# DATA FOR REVIEW
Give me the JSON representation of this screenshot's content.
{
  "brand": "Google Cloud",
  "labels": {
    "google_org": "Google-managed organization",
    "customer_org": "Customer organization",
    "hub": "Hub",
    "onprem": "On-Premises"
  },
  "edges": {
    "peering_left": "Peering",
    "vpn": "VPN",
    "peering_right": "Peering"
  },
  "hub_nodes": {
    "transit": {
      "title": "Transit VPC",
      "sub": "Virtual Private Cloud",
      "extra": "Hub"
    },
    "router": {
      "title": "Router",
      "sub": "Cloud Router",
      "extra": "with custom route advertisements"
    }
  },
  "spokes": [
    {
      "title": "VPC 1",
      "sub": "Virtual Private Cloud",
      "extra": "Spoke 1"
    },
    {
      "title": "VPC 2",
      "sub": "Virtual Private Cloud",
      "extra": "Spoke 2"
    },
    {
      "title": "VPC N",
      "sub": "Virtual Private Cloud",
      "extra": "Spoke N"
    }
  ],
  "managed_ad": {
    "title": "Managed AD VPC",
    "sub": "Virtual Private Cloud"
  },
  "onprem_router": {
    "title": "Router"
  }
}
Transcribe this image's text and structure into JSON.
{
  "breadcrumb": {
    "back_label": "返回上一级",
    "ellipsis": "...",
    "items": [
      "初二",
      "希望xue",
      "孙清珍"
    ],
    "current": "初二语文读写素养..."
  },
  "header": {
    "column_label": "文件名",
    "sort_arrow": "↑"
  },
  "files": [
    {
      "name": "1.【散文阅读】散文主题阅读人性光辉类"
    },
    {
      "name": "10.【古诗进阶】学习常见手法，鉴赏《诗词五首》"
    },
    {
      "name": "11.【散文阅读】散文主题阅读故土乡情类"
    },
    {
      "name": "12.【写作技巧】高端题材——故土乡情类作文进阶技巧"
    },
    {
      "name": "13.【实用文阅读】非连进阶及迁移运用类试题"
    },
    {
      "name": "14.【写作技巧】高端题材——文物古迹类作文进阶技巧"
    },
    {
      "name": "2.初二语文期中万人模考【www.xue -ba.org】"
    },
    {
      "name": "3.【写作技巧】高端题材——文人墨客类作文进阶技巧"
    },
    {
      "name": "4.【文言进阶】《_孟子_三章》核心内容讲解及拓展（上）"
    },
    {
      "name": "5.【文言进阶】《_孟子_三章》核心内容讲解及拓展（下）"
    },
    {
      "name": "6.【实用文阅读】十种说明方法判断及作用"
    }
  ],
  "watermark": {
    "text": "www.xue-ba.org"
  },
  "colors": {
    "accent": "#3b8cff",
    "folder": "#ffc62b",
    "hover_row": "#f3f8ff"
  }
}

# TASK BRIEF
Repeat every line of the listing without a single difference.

# EXPECTED ANSWER
Give me the JSON representation of this screenshot's content.
{
  "brand": "Google Cloud",
  "labels": {
    "google_org": "Google-managed organization",
    "customer_org": "Customer organization",
    "hub": "Hub",
    "onprem": "On-Premises"
  },
  "edges": {
    "peering_left": "Peering",
    "vpn": "VPN",
    "peering_right": "Peering"
  },
  "hub_nodes": {
    "transit": {
      "title": "Transit VPC",
      "sub": "Virtual Private Cloud",
      "extra": "Hub"
    },
    "router": {
      "title": "Router",
      "sub": "Cloud Router",
      "extra": "with custom route advertisements"
    }
  },
  "spokes": [
    {
      "title": "VPC 1",
      "sub": "Virtual Private Cloud",
      "extra": "Spoke 1"
    },
    {
      "title": "VPC 2",
      "sub": "Virtual Private Cloud",
      "extra": "Spoke 2"
    },
    {
      "title": "VPC N",
      "sub": "Virtual Private Cloud",
      "extra": "Spoke N"
    }
  ],
  "managed_ad": {
    "title": "Managed AD VPC",
    "sub": "Virtual Private Cloud"
  },
  "onprem_router": {
    "title": "Router"
  }
}
Transcribe this image's text and structure into JSON.
{
  "breadcrumb": {
    "back_label": "返回上一级",
    "ellipsis": "...",
    "items": [
      "初二",
      "希望xue",
      "孙清珍"
    ],
    "current": "初二语文读写素养..."
  },
  "header": {
    "column_label": "文件名",
    "sort_arrow": "↑"
  },
  "files": [
    {
      "name": "1.【散文阅读】散文主题阅读人性光辉类"
    },
    {
      "name": "10.【古诗进阶】学习常见手法，鉴赏《诗词五首》"
    },
    {
      "name": "11.【散文阅读】散文主题阅读故土乡情类"
    },
    {
      "name": "12.【写作技巧】高端题材——故土乡情类作文进阶技巧"
    },
    {
      "name": "13.【实用文阅读】非连进阶及迁移运用类试题"
    },
    {
      "name": "14.【写作技巧】高端题材——文物古迹类作文进阶技巧"
    },
    {
      "name": "2.初二语文期中万人模考【www.xue -ba.org】"
    },
    {
      "name": "3.【写作技巧】高端题材——文人墨客类作文进阶技巧"
    },
    {
      "name": "4.【文言进阶】《_孟子_三章》核心内容讲解及拓展（上）"
    },
    {
      "name": "5.【文言进阶】《_孟子_三章》核心内容讲解及拓展（下）"
    },
    {
      "name": "6.【实用文阅读】十种说明方法判断及作用"
    }
  ],
  "watermark": {
    "text": "www.xue-ba.org"
  },
  "colors": {
    "accent": "#3b8cff",
    "folder": "#ffc62b",
    "hover_row": "#f3f8ff"
  }
}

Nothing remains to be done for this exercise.